The Department of Defense’s (DOD) office of inspector general (OIG) conducted an audit of cybersecurity requirements for five weapons systems during the operations and support phase of DOD’s acquisition lifecycle and found that program officials for those systems complied with the Risk Management Framework and secured an authorization to operate.
Program officials also initiated measures to update those cyber requirements during the O&S phase based on known cyber vulnerabilities and security threats obtained from intelligence agencies, according to OIG’s report released Wednesday.
The five weapon systems assessed in the report were the Advanced Threat Infrared Countermeasures/Common Missile Warning System; Multifunctional Information Distribution System Joint Tactical Radio System; Advanced Anti-Radiation Guided Missile; B-2 Spirit Bomber; and AC-130J Precision Strike Package.
The officials performed best practices to help reduce the risk of cyber threats to DOD’s weapon systems.

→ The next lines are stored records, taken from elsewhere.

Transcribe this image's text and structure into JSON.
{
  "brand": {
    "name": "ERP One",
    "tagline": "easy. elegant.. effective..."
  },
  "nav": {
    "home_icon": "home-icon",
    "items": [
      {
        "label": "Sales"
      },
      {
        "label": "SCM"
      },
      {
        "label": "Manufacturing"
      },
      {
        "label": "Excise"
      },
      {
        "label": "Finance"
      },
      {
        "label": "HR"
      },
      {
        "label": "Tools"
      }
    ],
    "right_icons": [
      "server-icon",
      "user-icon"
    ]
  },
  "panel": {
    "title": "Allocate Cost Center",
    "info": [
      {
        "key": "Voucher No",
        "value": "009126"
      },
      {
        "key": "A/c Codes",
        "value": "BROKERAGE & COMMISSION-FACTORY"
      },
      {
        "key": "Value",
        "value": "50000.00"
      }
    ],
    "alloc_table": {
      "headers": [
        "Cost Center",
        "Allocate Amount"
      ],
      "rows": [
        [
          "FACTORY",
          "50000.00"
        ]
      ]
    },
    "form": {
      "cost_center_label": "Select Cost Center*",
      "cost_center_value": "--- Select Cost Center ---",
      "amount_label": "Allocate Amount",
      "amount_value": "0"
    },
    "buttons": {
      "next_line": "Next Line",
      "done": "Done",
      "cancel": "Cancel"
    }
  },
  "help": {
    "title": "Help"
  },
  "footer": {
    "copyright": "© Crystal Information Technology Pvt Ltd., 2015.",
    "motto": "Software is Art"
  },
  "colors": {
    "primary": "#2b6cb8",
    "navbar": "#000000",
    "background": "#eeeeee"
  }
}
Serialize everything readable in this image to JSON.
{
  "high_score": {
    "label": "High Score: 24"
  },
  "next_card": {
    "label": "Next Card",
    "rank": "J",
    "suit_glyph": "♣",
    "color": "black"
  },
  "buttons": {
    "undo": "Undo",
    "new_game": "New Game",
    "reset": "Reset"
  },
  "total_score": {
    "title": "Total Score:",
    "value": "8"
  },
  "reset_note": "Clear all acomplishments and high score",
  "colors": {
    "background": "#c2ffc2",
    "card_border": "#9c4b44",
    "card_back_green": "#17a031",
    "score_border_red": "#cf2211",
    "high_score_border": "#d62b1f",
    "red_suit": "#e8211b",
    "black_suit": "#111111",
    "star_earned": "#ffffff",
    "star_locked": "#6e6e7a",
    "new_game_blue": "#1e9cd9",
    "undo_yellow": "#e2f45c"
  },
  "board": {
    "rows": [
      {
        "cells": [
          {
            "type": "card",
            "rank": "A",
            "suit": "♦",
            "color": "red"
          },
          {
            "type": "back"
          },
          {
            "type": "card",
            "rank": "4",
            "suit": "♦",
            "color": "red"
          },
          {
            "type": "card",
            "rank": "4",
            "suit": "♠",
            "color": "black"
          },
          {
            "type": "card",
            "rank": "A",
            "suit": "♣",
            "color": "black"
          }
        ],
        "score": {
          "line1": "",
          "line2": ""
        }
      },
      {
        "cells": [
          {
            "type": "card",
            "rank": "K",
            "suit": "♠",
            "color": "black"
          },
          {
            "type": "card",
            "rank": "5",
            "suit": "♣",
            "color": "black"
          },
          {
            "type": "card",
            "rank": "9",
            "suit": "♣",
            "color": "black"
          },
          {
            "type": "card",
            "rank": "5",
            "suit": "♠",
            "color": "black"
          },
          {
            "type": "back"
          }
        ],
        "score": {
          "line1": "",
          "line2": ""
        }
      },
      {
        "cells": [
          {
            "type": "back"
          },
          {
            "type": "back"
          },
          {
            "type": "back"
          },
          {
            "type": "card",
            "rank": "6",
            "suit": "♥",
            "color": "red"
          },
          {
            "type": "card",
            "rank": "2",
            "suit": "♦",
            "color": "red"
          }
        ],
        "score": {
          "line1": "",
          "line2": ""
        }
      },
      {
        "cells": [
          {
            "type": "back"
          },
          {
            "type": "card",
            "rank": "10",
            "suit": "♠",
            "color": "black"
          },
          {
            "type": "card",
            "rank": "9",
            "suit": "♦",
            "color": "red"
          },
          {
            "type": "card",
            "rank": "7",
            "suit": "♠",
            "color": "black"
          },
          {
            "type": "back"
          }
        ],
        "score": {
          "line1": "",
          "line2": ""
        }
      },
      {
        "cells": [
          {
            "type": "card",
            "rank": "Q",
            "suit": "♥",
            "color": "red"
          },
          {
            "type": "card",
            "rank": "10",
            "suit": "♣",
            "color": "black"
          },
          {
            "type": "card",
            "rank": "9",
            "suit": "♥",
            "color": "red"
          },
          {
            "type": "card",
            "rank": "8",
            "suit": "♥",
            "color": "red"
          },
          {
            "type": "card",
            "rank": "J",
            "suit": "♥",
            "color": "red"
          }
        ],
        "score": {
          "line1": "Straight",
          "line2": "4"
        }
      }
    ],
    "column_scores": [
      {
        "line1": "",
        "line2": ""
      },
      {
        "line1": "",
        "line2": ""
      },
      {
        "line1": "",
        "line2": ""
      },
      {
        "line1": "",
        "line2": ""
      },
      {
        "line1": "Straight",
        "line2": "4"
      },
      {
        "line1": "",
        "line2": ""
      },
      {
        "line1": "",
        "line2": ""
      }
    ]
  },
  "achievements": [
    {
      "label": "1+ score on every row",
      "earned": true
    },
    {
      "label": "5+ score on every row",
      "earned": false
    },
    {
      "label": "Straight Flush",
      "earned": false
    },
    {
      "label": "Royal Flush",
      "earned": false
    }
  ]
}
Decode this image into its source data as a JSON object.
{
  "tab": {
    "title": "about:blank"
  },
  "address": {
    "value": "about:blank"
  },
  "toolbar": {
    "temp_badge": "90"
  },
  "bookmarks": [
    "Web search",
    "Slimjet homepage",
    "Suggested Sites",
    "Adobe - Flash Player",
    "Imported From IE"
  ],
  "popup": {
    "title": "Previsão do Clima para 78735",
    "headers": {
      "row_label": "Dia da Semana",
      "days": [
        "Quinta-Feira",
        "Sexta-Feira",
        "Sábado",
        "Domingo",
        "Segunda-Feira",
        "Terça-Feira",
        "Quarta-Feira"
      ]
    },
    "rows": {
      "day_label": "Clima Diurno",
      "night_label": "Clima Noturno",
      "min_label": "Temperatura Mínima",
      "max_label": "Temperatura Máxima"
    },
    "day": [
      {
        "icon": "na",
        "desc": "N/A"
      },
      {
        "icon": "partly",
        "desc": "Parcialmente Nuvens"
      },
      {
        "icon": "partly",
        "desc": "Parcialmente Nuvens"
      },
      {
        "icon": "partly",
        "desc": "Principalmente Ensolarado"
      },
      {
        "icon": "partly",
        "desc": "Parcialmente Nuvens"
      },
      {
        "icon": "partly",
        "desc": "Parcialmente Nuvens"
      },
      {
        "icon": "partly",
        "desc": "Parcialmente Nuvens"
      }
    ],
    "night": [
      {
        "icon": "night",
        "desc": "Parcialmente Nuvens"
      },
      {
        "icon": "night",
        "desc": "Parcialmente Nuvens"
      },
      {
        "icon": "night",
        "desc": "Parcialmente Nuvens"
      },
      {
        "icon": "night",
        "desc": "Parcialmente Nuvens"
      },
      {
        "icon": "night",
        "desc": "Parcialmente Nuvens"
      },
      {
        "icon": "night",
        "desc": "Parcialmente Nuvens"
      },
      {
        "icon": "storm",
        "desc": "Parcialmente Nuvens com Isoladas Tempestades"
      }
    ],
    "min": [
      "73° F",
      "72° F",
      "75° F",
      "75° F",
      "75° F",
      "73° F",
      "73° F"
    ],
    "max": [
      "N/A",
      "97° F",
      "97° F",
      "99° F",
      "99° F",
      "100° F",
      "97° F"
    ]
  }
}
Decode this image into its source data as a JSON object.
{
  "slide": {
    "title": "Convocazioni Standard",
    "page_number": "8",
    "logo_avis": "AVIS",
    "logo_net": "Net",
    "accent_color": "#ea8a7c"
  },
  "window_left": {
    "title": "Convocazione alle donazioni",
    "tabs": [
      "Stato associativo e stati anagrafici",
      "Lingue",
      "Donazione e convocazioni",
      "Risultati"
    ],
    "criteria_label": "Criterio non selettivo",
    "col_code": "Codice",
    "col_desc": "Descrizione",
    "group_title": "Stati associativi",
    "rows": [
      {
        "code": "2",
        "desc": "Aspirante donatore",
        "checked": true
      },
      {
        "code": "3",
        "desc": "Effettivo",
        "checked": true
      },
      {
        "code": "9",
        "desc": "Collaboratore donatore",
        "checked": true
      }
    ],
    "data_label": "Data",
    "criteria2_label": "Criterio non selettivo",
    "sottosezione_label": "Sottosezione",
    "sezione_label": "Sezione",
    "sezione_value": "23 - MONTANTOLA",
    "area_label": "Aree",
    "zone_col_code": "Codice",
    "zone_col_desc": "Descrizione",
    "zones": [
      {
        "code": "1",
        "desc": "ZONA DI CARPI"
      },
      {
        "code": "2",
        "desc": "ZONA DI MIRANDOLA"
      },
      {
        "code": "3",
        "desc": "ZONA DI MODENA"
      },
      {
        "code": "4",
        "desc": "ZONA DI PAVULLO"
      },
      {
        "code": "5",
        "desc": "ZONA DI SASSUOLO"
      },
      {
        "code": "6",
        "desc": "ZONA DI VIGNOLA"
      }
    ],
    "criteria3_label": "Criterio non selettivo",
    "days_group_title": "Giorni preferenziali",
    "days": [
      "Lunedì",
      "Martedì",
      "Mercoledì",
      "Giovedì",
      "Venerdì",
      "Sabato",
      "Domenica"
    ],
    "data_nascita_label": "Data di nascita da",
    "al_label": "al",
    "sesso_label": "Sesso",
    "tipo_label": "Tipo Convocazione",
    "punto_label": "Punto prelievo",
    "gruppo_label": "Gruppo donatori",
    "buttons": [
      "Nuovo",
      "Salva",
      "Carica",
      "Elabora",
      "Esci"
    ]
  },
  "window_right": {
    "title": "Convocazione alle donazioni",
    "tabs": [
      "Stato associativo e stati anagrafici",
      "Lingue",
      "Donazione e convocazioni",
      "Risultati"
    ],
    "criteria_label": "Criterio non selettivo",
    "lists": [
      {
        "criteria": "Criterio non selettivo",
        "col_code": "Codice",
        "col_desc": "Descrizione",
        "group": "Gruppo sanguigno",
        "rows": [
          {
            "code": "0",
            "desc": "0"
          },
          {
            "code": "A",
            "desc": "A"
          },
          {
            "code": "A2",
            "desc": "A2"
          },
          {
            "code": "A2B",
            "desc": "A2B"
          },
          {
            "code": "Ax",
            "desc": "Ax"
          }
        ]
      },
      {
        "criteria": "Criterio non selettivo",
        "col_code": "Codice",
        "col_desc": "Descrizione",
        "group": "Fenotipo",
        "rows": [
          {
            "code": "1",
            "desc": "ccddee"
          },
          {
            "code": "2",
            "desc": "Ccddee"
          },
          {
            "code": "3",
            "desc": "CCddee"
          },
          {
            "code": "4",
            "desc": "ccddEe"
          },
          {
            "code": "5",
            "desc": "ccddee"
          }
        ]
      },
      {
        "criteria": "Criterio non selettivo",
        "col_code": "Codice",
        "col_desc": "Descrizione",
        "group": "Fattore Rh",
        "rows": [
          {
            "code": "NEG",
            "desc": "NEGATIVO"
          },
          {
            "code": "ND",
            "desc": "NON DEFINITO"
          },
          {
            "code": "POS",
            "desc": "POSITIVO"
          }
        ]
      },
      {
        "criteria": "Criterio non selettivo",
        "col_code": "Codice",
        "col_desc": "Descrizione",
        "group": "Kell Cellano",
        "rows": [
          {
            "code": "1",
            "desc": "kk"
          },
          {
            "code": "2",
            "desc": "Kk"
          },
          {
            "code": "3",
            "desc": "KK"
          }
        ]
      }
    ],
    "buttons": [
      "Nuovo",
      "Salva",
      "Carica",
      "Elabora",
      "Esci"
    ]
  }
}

These include conducting cyber tabletop exercises, participating in intelligence-based working groups and performing cyber threat and risk assessments.
“Program officials for all weapon systems should consider the best practices described in this report when developing plans and procedures for reducing cybersecurity risks within their programs,” the report states.